Studies on two other major topics were also included in the English and German language volume: international criminal law and processing of the past. As early as 1988, as a Humboldt scholar in Germany, Károly Bárd began working on the subject at the Freiburg Max Planck Institute for Foreign and International Criminal Law, before turning his attention to the European Convention on Human Rights and fair trial. In 1998, he participated in the Rome Diplomatic Conference, which resulted in the adoption of the Rome Statute and then in New York in the codification of the ICC rules of procedure and evidence. He assisted several countries in preparing the constitutional and legislative steps necessary for the ratification of the Rome Statute. Attempts at the processing of the past appear in the Zétényi-Takács draft bill on delivering historic justice, as well as his writings on the ‘firing squad law’, his scholarly work on retroactivity and more recently, his articles published in the quarterly Múlt és Jövő (Past and Future).

The final major topic of the English and German language volume is rule of law. As a long-standing external expert of the OSCE, Károly Bárd was recently consulted on the Polish judicial ‘reform’. The subject of his two expert opinions: the restructuring of the Polish Supreme Court and the Disciplinary Council have since come before the Court of Justice of the EU. He also contributed to several judicial reforms abroad, such as the restructuring of the judiciary in Georgia, Kazakhstan, Italy and Tunisia.
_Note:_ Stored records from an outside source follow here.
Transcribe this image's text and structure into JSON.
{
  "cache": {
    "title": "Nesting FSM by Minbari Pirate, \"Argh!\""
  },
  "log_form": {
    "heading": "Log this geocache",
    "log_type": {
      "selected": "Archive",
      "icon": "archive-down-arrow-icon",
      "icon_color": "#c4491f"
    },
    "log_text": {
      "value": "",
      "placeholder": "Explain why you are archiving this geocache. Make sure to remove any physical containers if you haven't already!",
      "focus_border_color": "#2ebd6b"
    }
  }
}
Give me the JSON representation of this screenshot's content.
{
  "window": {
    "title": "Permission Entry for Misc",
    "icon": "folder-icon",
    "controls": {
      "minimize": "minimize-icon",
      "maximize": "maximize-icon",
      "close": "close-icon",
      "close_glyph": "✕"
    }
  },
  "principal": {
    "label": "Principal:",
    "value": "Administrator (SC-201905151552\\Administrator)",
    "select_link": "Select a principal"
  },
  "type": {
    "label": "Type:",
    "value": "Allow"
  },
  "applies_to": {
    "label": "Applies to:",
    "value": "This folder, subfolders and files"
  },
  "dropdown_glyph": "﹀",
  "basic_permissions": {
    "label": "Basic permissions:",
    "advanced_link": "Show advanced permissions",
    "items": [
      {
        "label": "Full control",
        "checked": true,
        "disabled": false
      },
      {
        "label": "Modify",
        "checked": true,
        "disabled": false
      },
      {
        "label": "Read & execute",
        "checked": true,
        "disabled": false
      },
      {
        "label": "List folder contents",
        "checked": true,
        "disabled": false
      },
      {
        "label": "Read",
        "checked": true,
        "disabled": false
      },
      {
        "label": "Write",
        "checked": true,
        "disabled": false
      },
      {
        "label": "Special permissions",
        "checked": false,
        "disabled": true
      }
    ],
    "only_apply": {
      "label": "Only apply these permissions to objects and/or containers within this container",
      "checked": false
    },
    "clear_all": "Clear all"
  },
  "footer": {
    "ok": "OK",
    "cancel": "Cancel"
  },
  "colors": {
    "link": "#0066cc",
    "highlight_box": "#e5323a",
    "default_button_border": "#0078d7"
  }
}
Authors include scholars from Yale to Columbia, from Harvard to Queen Mary, from Humboldt to Taiwan. Several distinguished Professors from CEU contributed to the volumes – in alphabetical order: Professors Violeta Beširević, János Kis, Dimitry Vladimirovich Kochenov, Csilla Kollonay Lehoczky, Andrea Pető, Eszter Polgári, Oswaldo Ruiz-Chiriboga, András Sajó, Judit Sándor, John Shattuck, Tibor Tajti, and Tibor Várady. The volumes have been edited by Professor Petra Bárd.

The launch of the Festschrift took place on Europe Day, the 9 May 2022 at the Hungarian Academy of Sciences. The event was chaired by Professor Csilla Lehoczky-Kollonay, and Professor Bárd was lauded by Professor István Kukorelli, Dr. László Kéri, Professor Balázs Gellér, Dr. Erzsébet Kadlót, and Professor Violeta Besirevic. The edited volumes were presented by Dr. Aleksandr Khechumyan. The launch of the Liber Amicorum was followed by a reception at the Hungarian Academy of Sciences.